“If believers think atheism is a religion, then they need to provide a definition of religion that applies both to supernaturalism and its denial. Any definition of religion that includes atheism will either deny the inherent supernaturalism of religion or end up describing religion as a social grouping of some kind.”
~John Loftus, The Outsider Test of Faith

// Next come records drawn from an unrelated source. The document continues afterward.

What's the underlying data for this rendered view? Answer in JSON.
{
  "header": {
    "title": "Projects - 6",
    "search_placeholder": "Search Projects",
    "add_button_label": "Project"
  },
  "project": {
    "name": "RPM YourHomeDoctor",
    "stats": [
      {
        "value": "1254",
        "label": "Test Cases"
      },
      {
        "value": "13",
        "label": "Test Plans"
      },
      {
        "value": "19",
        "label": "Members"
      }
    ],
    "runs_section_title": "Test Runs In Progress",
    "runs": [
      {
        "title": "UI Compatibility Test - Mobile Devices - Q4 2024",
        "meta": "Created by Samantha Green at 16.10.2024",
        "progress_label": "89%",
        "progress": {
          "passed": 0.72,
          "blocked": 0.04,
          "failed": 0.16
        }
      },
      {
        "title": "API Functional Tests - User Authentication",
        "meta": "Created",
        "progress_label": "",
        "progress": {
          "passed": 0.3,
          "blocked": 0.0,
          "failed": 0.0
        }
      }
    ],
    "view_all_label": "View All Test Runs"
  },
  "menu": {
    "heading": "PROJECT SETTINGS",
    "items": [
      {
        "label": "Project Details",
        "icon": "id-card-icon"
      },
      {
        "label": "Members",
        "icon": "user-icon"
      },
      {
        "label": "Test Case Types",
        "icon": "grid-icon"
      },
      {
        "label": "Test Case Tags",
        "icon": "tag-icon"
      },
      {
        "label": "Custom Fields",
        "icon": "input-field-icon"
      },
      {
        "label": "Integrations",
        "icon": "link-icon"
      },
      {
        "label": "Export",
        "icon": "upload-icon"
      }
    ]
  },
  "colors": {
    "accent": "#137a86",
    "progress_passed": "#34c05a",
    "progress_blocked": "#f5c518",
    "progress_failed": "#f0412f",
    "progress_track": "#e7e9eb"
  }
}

I rarely read fiction, but when I do, I hope it’s as interestingly intelligent as Goldstein’s 36 Arguments for the Existence of God. Part of the appeal, to me at least, is that Goldstein fills her fictional world with intellectuals and academics from elite East Coast universities who are continuously having conversations peppered with high-level concepts ranging from philosophy, science, to game theory and beyond. I’m a sucker for novels of this sort in part because it lowers my feelings of guilt for indulging in fiction. The book has some bad reviews on amazon I’m guessing because of the protagonist (a “famous” atheist), the intellectual content, and the target audience. Knowing the academic buzzwords will probably go a long way towards rendering Goldstein’s work enjoyable, but I imagine for many it will still come off as pretentious. I never got that feeling, but then again, as an academic atheist philosopher interested in the psychology of religion, I probably instantiate the Platonic form of Goldstein’s target audience. For a novel that revolves around New Atheism, I was pleasantly surprised that the theological discussions were always at a respectably high level of sophistication and the arguments for and against God’s existence were never dumbed down (quite the opposite!). The protagonist is often described as an “atheist with a soul”, and accordingly I think the book itself deserves a similar description: Intelligent Fiction for the Atheist’s Soul.